Jonson moves through the different reasons he might have for praising Shakespeare, but ultimately dismisses all of them except for the old classic: genuine admiration. He talks about how Shakespeare is a thousand times more awesome than Chaucer, Spenser, and all the other famous British authors of the past. He throws in a pretty famous jab that Shakespeare had "small Latin and less Greek", but then goes on to say that he doesn't even need those fancy classical languages because Shakespeare leaves Euripides, Sophocles, and all their cronies in the dust, anyway.
Then there's a shift and Jonson starts talking to the nation of Britain. He discusses the importance of bragging rights, and how the English should never let the world forget that Shakespeare came from Britain and that it was a Big Stinkin' Deal.
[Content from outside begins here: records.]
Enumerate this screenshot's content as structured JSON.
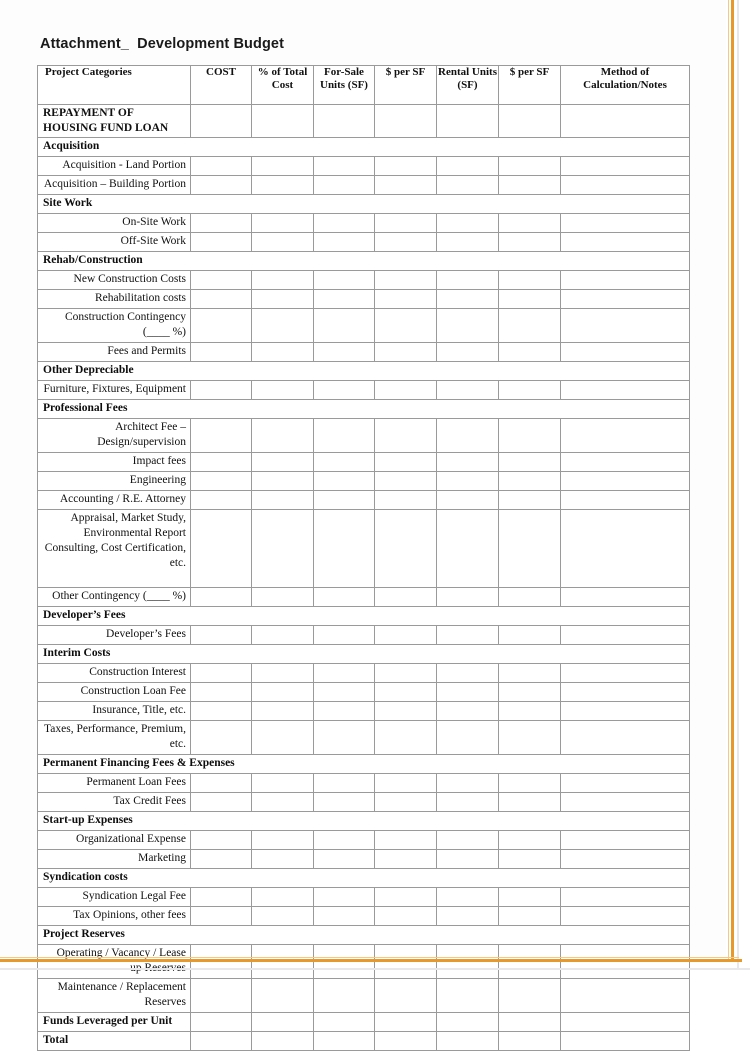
{
  "document": {
    "title": "Attachment_  Development Budget"
  },
  "table": {
    "columns": [
      "Project Categories",
      "COST",
      "% of Total Cost",
      "For-Sale Units (SF)",
      "$ per SF",
      "Rental Units (SF)",
      "$ per SF",
      "Method of Calculation/Notes"
    ],
    "rows": [
      {
        "type": "bold",
        "label": "REPAYMENT OF HOUSING FUND LOAN",
        "height": "r2"
      },
      {
        "type": "section",
        "label": "Acquisition"
      },
      {
        "type": "item",
        "label": "Acquisition - Land Portion"
      },
      {
        "type": "item",
        "label": "Acquisition – Building Portion"
      },
      {
        "type": "section",
        "label": "Site Work"
      },
      {
        "type": "item",
        "label": "On-Site Work"
      },
      {
        "type": "item",
        "label": "Off-Site Work"
      },
      {
        "type": "section",
        "label": "Rehab/Construction"
      },
      {
        "type": "item",
        "label": "New Construction Costs"
      },
      {
        "type": "item",
        "label": "Rehabilitation costs"
      },
      {
        "type": "item",
        "label": "Construction Contingency (____ %)",
        "height": "r2"
      },
      {
        "type": "item",
        "label": "Fees and Permits"
      },
      {
        "type": "section",
        "label": "Other Depreciable"
      },
      {
        "type": "item",
        "label": "Furniture, Fixtures, Equipment"
      },
      {
        "type": "section",
        "label": "Professional Fees"
      },
      {
        "type": "item",
        "label": "Architect Fee – Design/supervision",
        "height": "r2"
      },
      {
        "type": "item",
        "label": "Impact fees"
      },
      {
        "type": "item",
        "label": "Engineering"
      },
      {
        "type": "item",
        "label": "Accounting / R.E. Attorney"
      },
      {
        "type": "item",
        "label": "Appraisal, Market Study, Environmental Report Consulting, Cost Certification, etc.",
        "height": "rtall",
        "padBottom": true
      },
      {
        "type": "item",
        "label": "Other Contingency (____ %)"
      },
      {
        "type": "section",
        "label": "Developer’s Fees"
      },
      {
        "type": "item",
        "label": "Developer’s Fees"
      },
      {
        "type": "section",
        "label": "Interim Costs"
      },
      {
        "type": "item",
        "label": "Construction Interest"
      },
      {
        "type": "item",
        "label": "Construction Loan Fee"
      },
      {
        "type": "item",
        "label": "Insurance, Title, etc."
      },
      {
        "type": "item",
        "label": "Taxes, Performance, Premium, etc.",
        "height": "r2"
      },
      {
        "type": "section",
        "label": "Permanent Financing Fees & Expenses"
      },
      {
        "type": "item",
        "label": "Permanent Loan Fees"
      },
      {
        "type": "item",
        "label": "Tax Credit Fees"
      },
      {
        "type": "section",
        "label": "Start-up Expenses"
      },
      {
        "type": "item",
        "label": "Organizational Expense"
      },
      {
        "type": "item",
        "label": "Marketing"
      },
      {
        "type": "section",
        "label": "Syndication costs"
      },
      {
        "type": "item",
        "label": "Syndication Legal Fee"
      },
      {
        "type": "item",
        "label": "Tax Opinions, other fees"
      },
      {
        "type": "section",
        "label": "Project Reserves"
      },
      {
        "type": "item",
        "label": "Operating / Vacancy /  Lease up Reserves",
        "height": "r2"
      },
      {
        "type": "item",
        "label": "Maintenance / Replacement Reserves",
        "height": "r2"
      },
      {
        "type": "bold",
        "label": "Funds Leveraged per Unit"
      },
      {
        "type": "bold",
        "label": "Total"
      }
    ]
  },
  "colors": {
    "frame_accent": "#e8992c",
    "table_border": "#9a9a9a",
    "text": "#101010"
  }
}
This train of thought melts into a discussion of "nature." Not in the birds-and-trees sense, but in the natural, human, universal sense, a.k.a. the element of Shakespeare's writing that we're sure your English teachers have beaten in you since 9th grade.
The quintessential counterpart to nature, nurture, or "art" as it was often called in Jonson's time, then comes into play; according to Jonson, Shakespeare was both born with and worked for his poetic prowess. The poem concludes as all good memorials should, with Shakespeare being transformed into a star, watching over the stage as it mourns for the death of the dramatist.